** Opening Available data block **
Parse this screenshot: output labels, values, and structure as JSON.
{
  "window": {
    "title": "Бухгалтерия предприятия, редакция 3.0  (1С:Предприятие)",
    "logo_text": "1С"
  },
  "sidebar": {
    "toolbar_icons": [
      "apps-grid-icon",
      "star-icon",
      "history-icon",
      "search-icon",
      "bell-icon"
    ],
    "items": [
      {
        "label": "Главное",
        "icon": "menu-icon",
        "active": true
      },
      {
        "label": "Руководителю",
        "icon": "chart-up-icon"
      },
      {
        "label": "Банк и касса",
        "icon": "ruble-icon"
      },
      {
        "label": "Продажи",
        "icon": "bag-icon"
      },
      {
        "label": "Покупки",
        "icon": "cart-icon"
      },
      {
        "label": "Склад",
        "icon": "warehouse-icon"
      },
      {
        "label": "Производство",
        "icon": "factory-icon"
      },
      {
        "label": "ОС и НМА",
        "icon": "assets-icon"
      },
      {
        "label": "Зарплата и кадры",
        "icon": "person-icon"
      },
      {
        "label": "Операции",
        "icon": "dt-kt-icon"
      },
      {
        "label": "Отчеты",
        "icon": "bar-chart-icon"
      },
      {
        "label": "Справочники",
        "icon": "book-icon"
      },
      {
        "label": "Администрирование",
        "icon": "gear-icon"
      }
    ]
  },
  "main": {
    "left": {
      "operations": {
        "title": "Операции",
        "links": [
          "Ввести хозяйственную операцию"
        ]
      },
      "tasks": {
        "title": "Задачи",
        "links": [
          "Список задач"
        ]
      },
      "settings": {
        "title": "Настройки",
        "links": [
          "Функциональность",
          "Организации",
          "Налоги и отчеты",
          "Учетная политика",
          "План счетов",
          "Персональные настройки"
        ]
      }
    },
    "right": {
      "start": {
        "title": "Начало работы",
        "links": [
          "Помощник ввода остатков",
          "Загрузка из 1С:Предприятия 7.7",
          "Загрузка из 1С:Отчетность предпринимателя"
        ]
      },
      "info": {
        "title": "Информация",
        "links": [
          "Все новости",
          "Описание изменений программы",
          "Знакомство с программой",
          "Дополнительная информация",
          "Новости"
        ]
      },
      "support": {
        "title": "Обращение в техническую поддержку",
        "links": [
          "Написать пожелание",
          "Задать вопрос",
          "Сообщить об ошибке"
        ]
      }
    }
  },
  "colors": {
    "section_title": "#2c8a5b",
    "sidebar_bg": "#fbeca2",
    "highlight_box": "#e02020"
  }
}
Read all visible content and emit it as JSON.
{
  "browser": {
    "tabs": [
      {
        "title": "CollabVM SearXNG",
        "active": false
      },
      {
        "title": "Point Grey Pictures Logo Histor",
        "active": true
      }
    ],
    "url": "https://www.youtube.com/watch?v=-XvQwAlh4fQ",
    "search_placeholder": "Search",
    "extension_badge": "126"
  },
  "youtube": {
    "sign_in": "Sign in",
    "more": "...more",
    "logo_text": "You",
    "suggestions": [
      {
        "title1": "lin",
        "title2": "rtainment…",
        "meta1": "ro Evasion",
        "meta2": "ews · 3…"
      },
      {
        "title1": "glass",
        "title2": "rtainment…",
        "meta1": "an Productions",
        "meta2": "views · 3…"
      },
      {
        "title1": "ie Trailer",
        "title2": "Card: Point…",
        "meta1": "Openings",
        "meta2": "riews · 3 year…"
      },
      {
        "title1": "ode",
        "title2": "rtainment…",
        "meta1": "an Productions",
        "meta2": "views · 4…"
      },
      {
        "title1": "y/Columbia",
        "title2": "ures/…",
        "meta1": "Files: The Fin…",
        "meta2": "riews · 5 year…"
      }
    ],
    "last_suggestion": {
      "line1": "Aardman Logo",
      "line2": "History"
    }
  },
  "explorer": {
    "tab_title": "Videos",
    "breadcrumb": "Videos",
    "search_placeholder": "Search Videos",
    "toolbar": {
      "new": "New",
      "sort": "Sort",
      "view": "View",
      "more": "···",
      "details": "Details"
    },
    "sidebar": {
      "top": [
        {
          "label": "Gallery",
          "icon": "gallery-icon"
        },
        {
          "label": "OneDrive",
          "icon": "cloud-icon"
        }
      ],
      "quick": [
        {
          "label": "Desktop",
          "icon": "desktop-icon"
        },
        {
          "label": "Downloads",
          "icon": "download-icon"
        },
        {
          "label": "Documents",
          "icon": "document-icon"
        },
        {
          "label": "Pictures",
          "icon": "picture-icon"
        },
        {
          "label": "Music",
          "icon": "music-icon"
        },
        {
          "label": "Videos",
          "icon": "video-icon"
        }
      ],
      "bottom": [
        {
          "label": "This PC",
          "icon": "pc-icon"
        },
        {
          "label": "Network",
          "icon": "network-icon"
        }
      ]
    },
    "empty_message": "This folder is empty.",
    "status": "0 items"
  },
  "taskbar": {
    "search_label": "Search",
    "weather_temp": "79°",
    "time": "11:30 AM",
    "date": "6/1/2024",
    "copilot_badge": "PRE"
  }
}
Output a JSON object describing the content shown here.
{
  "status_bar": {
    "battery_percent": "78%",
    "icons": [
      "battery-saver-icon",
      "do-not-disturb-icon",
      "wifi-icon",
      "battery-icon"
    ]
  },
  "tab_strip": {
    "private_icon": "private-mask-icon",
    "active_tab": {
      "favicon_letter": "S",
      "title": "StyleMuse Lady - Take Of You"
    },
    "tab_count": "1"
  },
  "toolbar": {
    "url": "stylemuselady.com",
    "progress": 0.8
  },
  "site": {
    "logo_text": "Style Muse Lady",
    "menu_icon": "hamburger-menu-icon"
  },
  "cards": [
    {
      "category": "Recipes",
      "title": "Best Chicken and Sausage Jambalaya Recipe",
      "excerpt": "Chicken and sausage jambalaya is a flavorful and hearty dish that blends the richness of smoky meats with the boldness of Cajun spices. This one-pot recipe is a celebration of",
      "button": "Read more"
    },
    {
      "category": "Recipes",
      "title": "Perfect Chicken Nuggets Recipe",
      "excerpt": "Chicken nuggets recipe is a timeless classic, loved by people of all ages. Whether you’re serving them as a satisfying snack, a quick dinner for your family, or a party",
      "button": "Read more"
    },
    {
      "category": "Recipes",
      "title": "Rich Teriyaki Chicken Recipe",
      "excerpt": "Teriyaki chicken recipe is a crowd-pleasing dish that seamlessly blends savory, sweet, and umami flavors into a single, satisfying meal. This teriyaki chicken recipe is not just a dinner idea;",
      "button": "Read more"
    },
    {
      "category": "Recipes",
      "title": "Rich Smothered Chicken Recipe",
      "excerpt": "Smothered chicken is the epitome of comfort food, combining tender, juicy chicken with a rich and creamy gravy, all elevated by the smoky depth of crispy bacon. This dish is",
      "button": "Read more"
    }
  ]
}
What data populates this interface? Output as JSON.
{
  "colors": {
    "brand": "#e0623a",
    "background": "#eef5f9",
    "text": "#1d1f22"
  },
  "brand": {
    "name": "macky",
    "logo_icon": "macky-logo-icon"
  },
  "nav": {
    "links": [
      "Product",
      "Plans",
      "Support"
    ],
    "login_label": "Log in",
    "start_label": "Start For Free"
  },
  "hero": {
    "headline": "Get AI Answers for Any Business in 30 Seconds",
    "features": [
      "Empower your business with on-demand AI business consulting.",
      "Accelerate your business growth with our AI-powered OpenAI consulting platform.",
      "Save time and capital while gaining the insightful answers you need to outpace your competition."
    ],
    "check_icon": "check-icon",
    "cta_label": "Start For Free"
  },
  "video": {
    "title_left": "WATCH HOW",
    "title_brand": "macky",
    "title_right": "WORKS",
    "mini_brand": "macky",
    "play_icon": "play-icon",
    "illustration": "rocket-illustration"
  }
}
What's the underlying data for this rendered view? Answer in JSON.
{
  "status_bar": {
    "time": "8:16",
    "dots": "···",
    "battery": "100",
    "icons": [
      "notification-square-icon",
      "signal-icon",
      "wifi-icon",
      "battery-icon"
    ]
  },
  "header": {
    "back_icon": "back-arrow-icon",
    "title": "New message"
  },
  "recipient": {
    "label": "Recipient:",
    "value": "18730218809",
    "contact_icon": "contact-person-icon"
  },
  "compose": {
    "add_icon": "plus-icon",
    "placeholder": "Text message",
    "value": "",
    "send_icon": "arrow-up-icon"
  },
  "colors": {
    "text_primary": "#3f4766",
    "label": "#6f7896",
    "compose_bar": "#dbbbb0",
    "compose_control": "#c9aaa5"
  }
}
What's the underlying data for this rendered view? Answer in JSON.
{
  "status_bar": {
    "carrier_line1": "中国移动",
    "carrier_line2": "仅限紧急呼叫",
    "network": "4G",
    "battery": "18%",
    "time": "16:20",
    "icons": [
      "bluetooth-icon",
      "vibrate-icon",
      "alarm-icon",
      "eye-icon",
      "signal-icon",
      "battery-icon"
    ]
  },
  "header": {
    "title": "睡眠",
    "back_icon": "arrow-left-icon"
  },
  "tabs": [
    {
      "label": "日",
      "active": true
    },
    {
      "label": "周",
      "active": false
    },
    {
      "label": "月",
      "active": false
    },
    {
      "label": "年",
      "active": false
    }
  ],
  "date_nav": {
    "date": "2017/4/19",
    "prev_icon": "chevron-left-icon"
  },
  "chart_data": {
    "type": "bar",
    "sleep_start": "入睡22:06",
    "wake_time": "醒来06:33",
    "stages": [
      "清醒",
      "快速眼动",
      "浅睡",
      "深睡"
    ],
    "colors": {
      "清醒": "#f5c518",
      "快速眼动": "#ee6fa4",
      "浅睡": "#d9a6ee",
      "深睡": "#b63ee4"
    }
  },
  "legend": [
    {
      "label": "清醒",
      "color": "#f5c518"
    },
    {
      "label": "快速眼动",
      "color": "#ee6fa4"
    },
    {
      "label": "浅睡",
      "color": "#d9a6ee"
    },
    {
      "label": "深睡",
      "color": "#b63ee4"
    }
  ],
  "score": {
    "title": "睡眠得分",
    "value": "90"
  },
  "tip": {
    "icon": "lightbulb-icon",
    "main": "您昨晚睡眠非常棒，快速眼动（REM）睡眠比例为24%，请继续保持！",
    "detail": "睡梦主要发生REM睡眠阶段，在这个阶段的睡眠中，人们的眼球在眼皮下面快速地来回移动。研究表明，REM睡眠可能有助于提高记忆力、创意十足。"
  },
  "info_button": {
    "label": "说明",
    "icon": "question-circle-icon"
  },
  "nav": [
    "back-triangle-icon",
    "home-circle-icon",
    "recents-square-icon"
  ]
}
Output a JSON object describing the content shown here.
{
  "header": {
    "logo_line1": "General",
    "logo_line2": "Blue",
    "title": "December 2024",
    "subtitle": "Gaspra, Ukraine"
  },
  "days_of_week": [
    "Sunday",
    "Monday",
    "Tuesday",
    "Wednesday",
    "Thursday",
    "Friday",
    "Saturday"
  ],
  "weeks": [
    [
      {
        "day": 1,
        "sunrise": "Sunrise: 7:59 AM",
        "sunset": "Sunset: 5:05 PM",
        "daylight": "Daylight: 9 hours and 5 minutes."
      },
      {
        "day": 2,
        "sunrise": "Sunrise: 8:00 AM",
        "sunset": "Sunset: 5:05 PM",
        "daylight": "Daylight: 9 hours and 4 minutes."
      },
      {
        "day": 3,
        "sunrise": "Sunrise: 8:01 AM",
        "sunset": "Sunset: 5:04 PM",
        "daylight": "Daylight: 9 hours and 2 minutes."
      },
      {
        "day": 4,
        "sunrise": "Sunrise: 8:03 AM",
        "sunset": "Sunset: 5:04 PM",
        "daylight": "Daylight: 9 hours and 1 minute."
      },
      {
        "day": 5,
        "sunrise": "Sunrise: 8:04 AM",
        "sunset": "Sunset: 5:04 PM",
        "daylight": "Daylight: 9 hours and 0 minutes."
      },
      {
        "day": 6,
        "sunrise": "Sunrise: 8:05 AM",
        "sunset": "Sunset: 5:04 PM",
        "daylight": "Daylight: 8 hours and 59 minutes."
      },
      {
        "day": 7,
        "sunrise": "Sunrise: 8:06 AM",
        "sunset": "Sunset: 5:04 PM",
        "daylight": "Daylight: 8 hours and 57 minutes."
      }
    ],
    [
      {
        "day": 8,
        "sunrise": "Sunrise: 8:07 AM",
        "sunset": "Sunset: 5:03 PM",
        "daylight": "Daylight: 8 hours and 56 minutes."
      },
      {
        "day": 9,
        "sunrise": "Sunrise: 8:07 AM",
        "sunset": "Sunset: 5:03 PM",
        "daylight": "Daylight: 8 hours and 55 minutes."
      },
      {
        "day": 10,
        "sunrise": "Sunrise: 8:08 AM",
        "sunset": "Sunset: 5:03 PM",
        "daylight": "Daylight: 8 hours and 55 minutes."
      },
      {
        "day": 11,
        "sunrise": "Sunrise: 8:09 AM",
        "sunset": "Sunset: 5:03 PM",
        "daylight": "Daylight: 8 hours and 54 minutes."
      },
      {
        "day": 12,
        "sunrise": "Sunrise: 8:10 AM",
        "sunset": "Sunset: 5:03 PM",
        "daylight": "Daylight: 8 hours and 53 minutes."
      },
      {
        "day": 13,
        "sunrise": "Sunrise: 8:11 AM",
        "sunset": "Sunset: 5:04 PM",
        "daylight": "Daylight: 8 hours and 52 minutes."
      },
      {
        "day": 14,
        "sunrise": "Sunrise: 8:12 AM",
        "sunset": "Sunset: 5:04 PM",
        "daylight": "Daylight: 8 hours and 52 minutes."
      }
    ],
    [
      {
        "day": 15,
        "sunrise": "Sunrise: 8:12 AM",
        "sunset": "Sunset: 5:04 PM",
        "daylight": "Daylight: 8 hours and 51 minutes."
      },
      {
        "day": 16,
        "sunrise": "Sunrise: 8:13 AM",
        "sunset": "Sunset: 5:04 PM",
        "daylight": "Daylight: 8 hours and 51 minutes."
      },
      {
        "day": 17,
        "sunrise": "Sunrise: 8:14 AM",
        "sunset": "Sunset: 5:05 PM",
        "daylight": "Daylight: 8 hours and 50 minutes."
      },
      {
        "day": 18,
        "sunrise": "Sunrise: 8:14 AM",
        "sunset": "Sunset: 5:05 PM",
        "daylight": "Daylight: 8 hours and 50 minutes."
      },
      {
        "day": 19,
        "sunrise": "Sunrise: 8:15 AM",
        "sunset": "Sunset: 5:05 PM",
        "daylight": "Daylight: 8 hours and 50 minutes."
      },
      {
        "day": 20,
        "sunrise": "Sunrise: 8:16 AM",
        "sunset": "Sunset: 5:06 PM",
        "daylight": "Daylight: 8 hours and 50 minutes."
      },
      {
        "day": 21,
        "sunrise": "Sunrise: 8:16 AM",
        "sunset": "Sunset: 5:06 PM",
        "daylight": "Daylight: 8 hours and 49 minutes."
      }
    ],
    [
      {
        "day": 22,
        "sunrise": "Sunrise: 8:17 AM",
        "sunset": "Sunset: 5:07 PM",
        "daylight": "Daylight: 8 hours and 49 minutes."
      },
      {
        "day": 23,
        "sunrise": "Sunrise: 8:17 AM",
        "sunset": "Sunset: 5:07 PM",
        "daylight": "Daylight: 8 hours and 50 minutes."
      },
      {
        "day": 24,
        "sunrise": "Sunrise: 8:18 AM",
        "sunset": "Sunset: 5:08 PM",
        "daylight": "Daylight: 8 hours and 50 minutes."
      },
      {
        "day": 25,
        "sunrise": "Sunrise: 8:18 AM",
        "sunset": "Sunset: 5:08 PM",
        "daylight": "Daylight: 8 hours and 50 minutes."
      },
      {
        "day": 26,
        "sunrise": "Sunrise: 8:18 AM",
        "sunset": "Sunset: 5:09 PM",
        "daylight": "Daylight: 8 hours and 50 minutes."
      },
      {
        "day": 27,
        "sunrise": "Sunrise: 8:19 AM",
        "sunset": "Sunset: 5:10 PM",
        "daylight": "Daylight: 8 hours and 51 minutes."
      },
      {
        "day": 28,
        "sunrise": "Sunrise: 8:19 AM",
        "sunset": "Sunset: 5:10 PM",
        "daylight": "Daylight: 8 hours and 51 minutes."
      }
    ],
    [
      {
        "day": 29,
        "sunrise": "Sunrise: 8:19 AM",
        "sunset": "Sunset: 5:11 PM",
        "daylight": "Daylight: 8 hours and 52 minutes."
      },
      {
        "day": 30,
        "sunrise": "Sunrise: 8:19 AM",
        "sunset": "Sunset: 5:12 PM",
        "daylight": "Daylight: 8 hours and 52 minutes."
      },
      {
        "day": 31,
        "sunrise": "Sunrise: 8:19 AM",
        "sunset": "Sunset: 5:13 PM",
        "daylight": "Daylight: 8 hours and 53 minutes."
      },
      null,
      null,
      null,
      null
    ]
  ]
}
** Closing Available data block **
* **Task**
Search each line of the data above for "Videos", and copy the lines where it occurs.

* **Your solution**
    "tab_title": "Videos",
    "breadcrumb": "Videos",
    "search_placeholder": "Search Videos",
          "label": "Videos",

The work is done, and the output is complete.